Here are some entries. Print them exactly as they are.

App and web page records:
· · · ·
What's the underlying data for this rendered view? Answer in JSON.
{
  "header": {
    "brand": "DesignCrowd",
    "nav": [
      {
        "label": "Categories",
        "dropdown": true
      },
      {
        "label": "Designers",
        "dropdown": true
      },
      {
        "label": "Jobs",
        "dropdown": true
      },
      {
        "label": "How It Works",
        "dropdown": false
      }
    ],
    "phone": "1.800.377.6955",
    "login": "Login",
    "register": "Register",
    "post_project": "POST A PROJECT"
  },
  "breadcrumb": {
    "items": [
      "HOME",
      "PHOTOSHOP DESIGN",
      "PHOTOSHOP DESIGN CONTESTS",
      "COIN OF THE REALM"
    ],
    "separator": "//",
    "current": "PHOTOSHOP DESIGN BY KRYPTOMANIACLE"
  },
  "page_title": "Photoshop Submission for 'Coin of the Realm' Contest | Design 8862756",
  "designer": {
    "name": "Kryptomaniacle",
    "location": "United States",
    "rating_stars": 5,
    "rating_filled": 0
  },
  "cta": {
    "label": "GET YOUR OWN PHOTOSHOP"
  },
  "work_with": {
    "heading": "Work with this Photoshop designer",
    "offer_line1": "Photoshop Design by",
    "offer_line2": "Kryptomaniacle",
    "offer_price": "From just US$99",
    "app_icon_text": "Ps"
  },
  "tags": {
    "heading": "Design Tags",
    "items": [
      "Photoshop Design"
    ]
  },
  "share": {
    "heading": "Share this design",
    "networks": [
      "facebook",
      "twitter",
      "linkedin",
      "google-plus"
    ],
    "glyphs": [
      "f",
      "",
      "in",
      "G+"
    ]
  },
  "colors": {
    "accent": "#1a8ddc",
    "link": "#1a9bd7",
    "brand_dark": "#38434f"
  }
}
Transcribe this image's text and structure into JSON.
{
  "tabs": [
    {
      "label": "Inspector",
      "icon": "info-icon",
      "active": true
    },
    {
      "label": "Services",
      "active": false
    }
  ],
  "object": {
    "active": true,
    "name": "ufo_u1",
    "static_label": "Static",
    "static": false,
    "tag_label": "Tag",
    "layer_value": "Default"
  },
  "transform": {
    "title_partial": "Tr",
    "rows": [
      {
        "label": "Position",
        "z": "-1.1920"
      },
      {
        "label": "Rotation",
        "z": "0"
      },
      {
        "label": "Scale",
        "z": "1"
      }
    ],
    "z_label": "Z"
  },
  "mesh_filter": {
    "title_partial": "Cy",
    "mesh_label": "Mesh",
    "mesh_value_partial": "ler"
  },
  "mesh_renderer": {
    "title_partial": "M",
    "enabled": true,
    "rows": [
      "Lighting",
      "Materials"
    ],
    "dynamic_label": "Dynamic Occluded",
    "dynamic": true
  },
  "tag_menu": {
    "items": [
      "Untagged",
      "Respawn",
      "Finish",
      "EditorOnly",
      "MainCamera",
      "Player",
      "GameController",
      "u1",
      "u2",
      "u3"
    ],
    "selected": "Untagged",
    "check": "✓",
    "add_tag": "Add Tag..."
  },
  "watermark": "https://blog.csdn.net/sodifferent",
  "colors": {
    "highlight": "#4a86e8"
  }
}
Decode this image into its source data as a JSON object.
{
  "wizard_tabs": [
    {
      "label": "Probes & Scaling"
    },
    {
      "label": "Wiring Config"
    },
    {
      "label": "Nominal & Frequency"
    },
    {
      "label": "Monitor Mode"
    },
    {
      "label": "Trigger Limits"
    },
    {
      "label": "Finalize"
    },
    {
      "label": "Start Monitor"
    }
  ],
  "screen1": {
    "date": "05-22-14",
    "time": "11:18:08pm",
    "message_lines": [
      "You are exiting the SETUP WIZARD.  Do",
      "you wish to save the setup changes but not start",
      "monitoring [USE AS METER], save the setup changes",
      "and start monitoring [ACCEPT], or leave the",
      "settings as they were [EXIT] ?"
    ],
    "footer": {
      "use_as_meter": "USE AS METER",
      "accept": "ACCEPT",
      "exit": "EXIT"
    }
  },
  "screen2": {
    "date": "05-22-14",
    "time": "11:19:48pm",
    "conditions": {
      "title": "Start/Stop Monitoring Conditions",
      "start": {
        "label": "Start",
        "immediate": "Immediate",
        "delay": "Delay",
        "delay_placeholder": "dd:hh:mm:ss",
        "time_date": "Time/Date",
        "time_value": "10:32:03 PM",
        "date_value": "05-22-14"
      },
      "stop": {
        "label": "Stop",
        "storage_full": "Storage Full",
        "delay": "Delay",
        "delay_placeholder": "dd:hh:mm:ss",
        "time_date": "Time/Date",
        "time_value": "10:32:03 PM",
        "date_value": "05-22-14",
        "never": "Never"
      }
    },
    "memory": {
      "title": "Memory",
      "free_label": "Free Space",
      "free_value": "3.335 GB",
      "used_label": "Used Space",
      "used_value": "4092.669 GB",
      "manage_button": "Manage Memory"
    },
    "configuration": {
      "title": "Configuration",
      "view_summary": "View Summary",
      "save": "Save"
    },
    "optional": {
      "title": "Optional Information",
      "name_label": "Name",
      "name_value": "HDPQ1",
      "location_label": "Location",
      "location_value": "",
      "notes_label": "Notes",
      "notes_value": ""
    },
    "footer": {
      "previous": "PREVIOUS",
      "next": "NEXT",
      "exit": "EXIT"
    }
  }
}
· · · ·
-- REPLY TO THE EXERCISE --
What's the underlying data for this rendered view? Answer in JSON.
{
  "header": {
    "brand": "DesignCrowd",
    "nav": [
      {
        "label": "Categories",
        "dropdown": true
      },
      {
        "label": "Designers",
        "dropdown": true
      },
      {
        "label": "Jobs",
        "dropdown": true
      },
      {
        "label": "How It Works",
        "dropdown": false
      }
    ],
    "phone": "1.800.377.6955",
    "login": "Login",
    "register": "Register",
    "post_project": "POST A PROJECT"
  },
  "breadcrumb": {
    "items": [
      "HOME",
      "PHOTOSHOP DESIGN",
      "PHOTOSHOP DESIGN CONTESTS",
      "COIN OF THE REALM"
    ],
    "separator": "//",
    "current": "PHOTOSHOP DESIGN BY KRYPTOMANIACLE"
  },
  "page_title": "Photoshop Submission for 'Coin of the Realm' Contest | Design 8862756",
  "designer": {
    "name": "Kryptomaniacle",
    "location": "United States",
    "rating_stars": 5,
    "rating_filled": 0
  },
  "cta": {
    "label": "GET YOUR OWN PHOTOSHOP"
  },
  "work_with": {
    "heading": "Work with this Photoshop designer",
    "offer_line1": "Photoshop Design by",
    "offer_line2": "Kryptomaniacle",
    "offer_price": "From just US$99",
    "app_icon_text": "Ps"
  },
  "tags": {
    "heading": "Design Tags",
    "items": [
      "Photoshop Design"
    ]
  },
  "share": {
    "heading": "Share this design",
    "networks": [
      "facebook",
      "twitter",
      "linkedin",
      "google-plus"
    ],
    "glyphs": [
      "f",
      "",
      "in",
      "G+"
    ]
  },
  "colors": {
    "accent": "#1a8ddc",
    "link": "#1a9bd7",
    "brand_dark": "#38434f"
  }
}
Transcribe this image's text and structure into JSON.
{
  "tabs": [
    {
      "label": "Inspector",
      "icon": "info-icon",
      "active": true
    },
    {
      "label": "Services",
      "active": false
    }
  ],
  "object": {
    "active": true,
    "name": "ufo_u1",
    "static_label": "Static",
    "static": false,
    "tag_label": "Tag",
    "layer_value": "Default"
  },
  "transform": {
    "title_partial": "Tr",
    "rows": [
      {
        "label": "Position",
        "z": "-1.1920"
      },
      {
        "label": "Rotation",
        "z": "0"
      },
      {
        "label": "Scale",
        "z": "1"
      }
    ],
    "z_label": "Z"
  },
  "mesh_filter": {
    "title_partial": "Cy",
    "mesh_label": "Mesh",
    "mesh_value_partial": "ler"
  },
  "mesh_renderer": {
    "title_partial": "M",
    "enabled": true,
    "rows": [
      "Lighting",
      "Materials"
    ],
    "dynamic_label": "Dynamic Occluded",
    "dynamic": true
  },
  "tag_menu": {
    "items": [
      "Untagged",
      "Respawn",
      "Finish",
      "EditorOnly",
      "MainCamera",
      "Player",
      "GameController",
      "u1",
      "u2",
      "u3"
    ],
    "selected": "Untagged",
    "check": "✓",
    "add_tag": "Add Tag..."
  },
  "watermark": "https://blog.csdn.net/sodifferent",
  "colors": {
    "highlight": "#4a86e8"
  }
}
Decode this image into its source data as a JSON object.
{
  "wizard_tabs": [
    {
      "label": "Probes & Scaling"
    },
    {
      "label": "Wiring Config"
    },
    {
      "label": "Nominal & Frequency"
    },
    {
      "label": "Monitor Mode"
    },
    {
      "label": "Trigger Limits"
    },
    {
      "label": "Finalize"
    },
    {
      "label": "Start Monitor"
    }
  ],
  "screen1": {
    "date": "05-22-14",
    "time": "11:18:08pm",
    "message_lines": [
      "You are exiting the SETUP WIZARD.  Do",
      "you wish to save the setup changes but not start",
      "monitoring [USE AS METER], save the setup changes",
      "and start monitoring [ACCEPT], or leave the",
      "settings as they were [EXIT] ?"
    ],
    "footer": {
      "use_as_meter": "USE AS METER",
      "accept": "ACCEPT",
      "exit": "EXIT"
    }
  },
  "screen2": {
    "date": "05-22-14",
    "time": "11:19:48pm",
    "conditions": {
      "title": "Start/Stop Monitoring Conditions",
      "start": {
        "label": "Start",
        "immediate": "Immediate",
        "delay": "Delay",
        "delay_placeholder": "dd:hh:mm:ss",
        "time_date": "Time/Date",
        "time_value": "10:32:03 PM",
        "date_value": "05-22-14"
      },
      "stop": {
        "label": "Stop",
        "storage_full": "Storage Full",
        "delay": "Delay",
        "delay_placeholder": "dd:hh:mm:ss",
        "time_date": "Time/Date",
        "time_value": "10:32:03 PM",
        "date_value": "05-22-14",
        "never": "Never"
      }
    },
    "memory": {
      "title": "Memory",
      "free_label": "Free Space",
      "free_value": "3.335 GB",
      "used_label": "Used Space",
      "used_value": "4092.669 GB",
      "manage_button": "Manage Memory"
    },
    "configuration": {
      "title": "Configuration",
      "view_summary": "View Summary",
      "save": "Save"
    },
    "optional": {
      "title": "Optional Information",
      "name_label": "Name",
      "name_value": "HDPQ1",
      "location_label": "Location",
      "location_value": "",
      "notes_label": "Notes",
      "notes_value": ""
    },
    "footer": {
      "previous": "PREVIOUS",
      "next": "NEXT",
      "exit": "EXIT"
    }
  }
}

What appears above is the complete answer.